Publications & Reports

Synthesis and assembly of hepatitis A virus-specific proteins in BS-C-1 cells.

Borovec SV, Anderson DA
Hepatitis Research Unit, Macfarlane Burnet Centre for Medical Research, Fairfield Hospital, Victoria, Australia.

Abstract

To determine the mechanism for the delayed and inefficient replication of the picornavirus hepatitis A virus in cell culture, we studied the kinetics of synthesis and assembly of virus-specific proteins by metabolic labeling of infected BS-C-1 cells with L-[35S]methionine and L-[35S]cysteine. Sedimentation, electrophoresis, and autoradiography revealed the presence of virions, provirions, procapsids, and 14S (pentameric) subunits. Virions and provirions contained VP1, VP0, VP2, and VP3; procapsids contained VP1, VP0, and VP3; and pentamers contained PX, VP0, and VP3, as previously shown by immunoblotting (D.A. Anderson and B.C. Ross, J. Virol. 64:5284-5289, 1990). Under single-cycle growth conditions label was found in 14S subunits immediately after labeling from 15 to 18 h postinfection (p.i.); however, a proportion of labeled polyprotein was not cleaved and assembled into pentamers for a further 18 h. When analyzed at 72 h p.i., incorporation of label which flowed into virions was detected from 3 h p.i., with maximal uptake levels being observed from 12 to 15 h p.i. Viral antigen, infectious virus, and viral RNA were determined in parallel, with coincident peaks in these variables being observed 12 h after the period of maximum label uptake. It was also found that the lag between the synthesis of the viral polyprotein and assembly of viral particles was the same after labeling from either 12 to 15 or 27 to 30 h p.i. despite increased levels of viral RNA during this period, suggesting that factors additional to the level of RNA are involved in the restriction of viral replication. Sedimentation and immunoblot analysis revealed an additional protein of approximately 100 kDa containing both VP1- and VP2-reactive sequences and sedimenting slightly more slowly than 14S pentamers, which may represent intact P12A assembled into pentamers as has been reported for the P1 of some other picornaviruses (S. McGregor and R. R. Rueckert, J. Virol. 21:548-553, 1977). The results of this study suggest that cleavage of the hepatitis A virus polyprotein to produce pentamers is protracted (though not rate limiting) early in infection, while the assembly of pentamers into higher structures is a rapid process once sufficient viral RNA is produced for encapsidation.

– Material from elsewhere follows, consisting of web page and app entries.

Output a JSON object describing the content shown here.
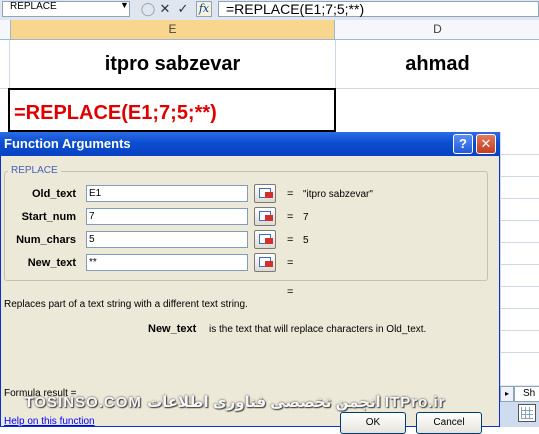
{
  "formula_bar": {
    "name_box": "REPLACE",
    "cancel_symbol": "✕",
    "enter_symbol": "✓",
    "fx_symbol": "fx",
    "formula": "=REPLACE(E1;7;5;**)"
  },
  "columns": [
    {
      "letter": "E"
    },
    {
      "letter": "D"
    }
  ],
  "cells": {
    "E1": "itpro sabzevar",
    "D1": "ahmad",
    "E2": "=REPLACE(E1;7;5;**)"
  },
  "dialog": {
    "title": "Function Arguments",
    "help_symbol": "?",
    "close_symbol": "✕",
    "function_name": "REPLACE",
    "arguments": [
      {
        "label": "Old_text",
        "value": "E1",
        "result": "\"itpro sabzevar\""
      },
      {
        "label": "Start_num",
        "value": "7",
        "result": "7"
      },
      {
        "label": "Num_chars",
        "value": "5",
        "result": "5"
      },
      {
        "label": "New_text",
        "value": "**",
        "result": ""
      }
    ],
    "equals": "=",
    "description": "Replaces part of a text string with a different text string.",
    "arg_help_name": "New_text",
    "arg_help_text": "is the text that will replace characters in Old_text.",
    "formula_result_label": "Formula result =",
    "help_link": "Help on this function",
    "ok_label": "OK",
    "cancel_label": "Cancel"
  },
  "sheet_tab": {
    "label": "Sh"
  },
  "watermark": "TOSINSO.COM  انجمن تخصصی فناوری اطلاعات ITPro.ir"
}
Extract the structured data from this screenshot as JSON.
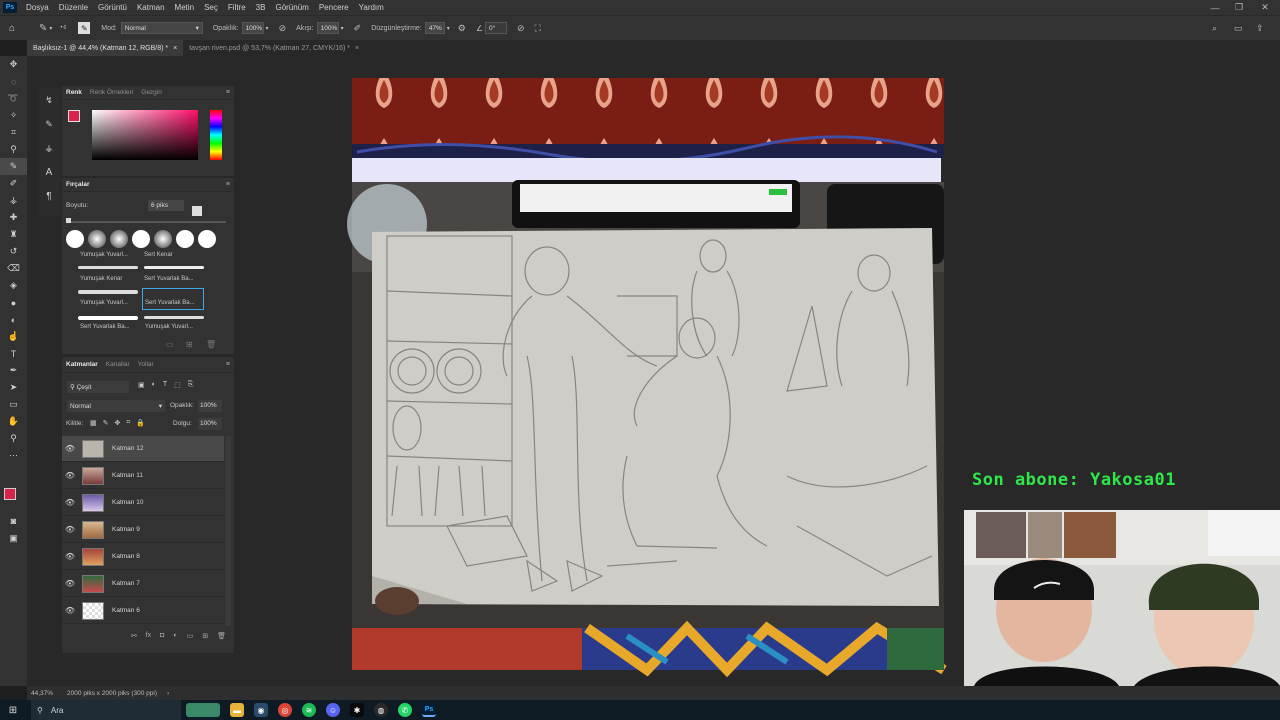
{
  "app": {
    "logo": "Ps",
    "menu": [
      "Dosya",
      "Düzenle",
      "Görüntü",
      "Katman",
      "Metin",
      "Seç",
      "Filtre",
      "3B",
      "Görünüm",
      "Pencere",
      "Yardım"
    ]
  },
  "options_bar": {
    "size_value": "6",
    "mode_label": "Mod:",
    "mode_value": "Normal",
    "opacity_label": "Opaklık:",
    "opacity_value": "100%",
    "flow_label": "Akışı:",
    "flow_value": "100%",
    "smoothing_label": "Düzgünleştirme:",
    "smoothing_value": "47%",
    "angle_value": "0°"
  },
  "tabs": [
    {
      "label": "Başlıksız-1 @ 44,4% (Katman 12, RGB/8) *",
      "active": true
    },
    {
      "label": "tavşan riven.psd @ 53,7% (Katman 27, CMYK/16) *",
      "active": false
    }
  ],
  "color_panel": {
    "tabs": [
      "Renk",
      "Renk Örnekleri",
      "Gezgin"
    ],
    "foreground_color": "#d8234a",
    "background_color": "#f2f2f2"
  },
  "brushes_panel": {
    "title": "Fırçalar",
    "size_label": "Boyutu:",
    "size_value": "6 piks",
    "brushes": [
      {
        "label": "Yumuşak Yuvarl..."
      },
      {
        "label": "Sert Kenar"
      },
      {
        "label": "Yumuşak Kenar"
      },
      {
        "label": "Sert Yuvarlak Ba..."
      },
      {
        "label": "Yumuşak Yuvarl..."
      },
      {
        "label": "Sert Yuvarlak Ba..."
      },
      {
        "label": "Sert Yuvarlak Ba..."
      },
      {
        "label": "Yumuşak Yuvarl..."
      }
    ]
  },
  "layers_panel": {
    "tabs": [
      "Katmanlar",
      "Kanallar",
      "Yollar"
    ],
    "filter_label": "Çeşit",
    "blend_mode": "Normal",
    "opacity_label": "Opaklık:",
    "opacity_value": "100%",
    "lock_label": "Kilitle:",
    "fill_label": "Dolgu:",
    "fill_value": "100%",
    "layers": [
      {
        "name": "Katman 12",
        "selected": true
      },
      {
        "name": "Katman 11",
        "selected": false
      },
      {
        "name": "Katman 10",
        "selected": false
      },
      {
        "name": "Katman 9",
        "selected": false
      },
      {
        "name": "Katman 8",
        "selected": false
      },
      {
        "name": "Katman 7",
        "selected": false
      },
      {
        "name": "Katman 6",
        "selected": false
      }
    ]
  },
  "status": {
    "zoom": "44,37%",
    "doc_info": "2000 piks x 2000 piks (300 ppi)"
  },
  "overlay": {
    "subscriber_text": "Son abone: Yakosa01",
    "subscriber_color": "#2ee84a"
  },
  "taskbar": {
    "search_placeholder": "Ara"
  }
}
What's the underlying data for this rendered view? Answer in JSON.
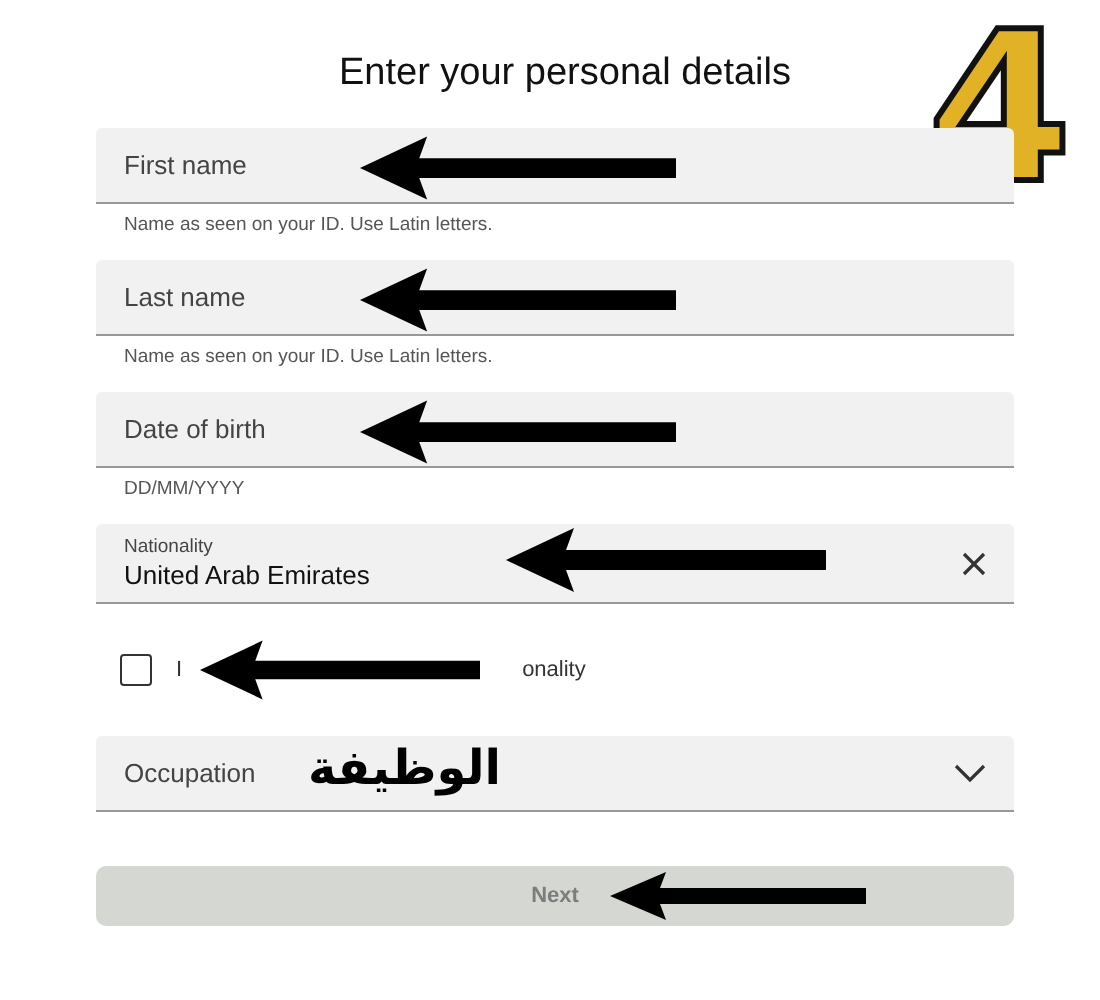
{
  "title": "Enter your personal details",
  "step_badge": "4",
  "fields": [
    {
      "kind": "text",
      "placeholder": "First name",
      "hint": "Name as seen on your ID. Use Latin letters."
    },
    {
      "kind": "text",
      "placeholder": "Last name",
      "hint": "Name as seen on your ID. Use Latin letters."
    },
    {
      "kind": "text",
      "placeholder": "Date of birth",
      "hint": "DD/MM/YYYY"
    },
    {
      "kind": "select",
      "label": "Nationality",
      "value": "United Arab Emirates"
    }
  ],
  "checkbox": {
    "checked": false,
    "label_parts": [
      "I",
      "onality"
    ]
  },
  "occupation": {
    "placeholder": "Occupation",
    "annotation": "الوظيفة"
  },
  "next_button": {
    "label": "Next",
    "disabled": true
  }
}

Publication

  • Journal: Journal of Virology
  • Published: 01/06/1993
  • Volume: 67
  • Issue: 6
  • Pagination: 3095-3102

Author

Health Issues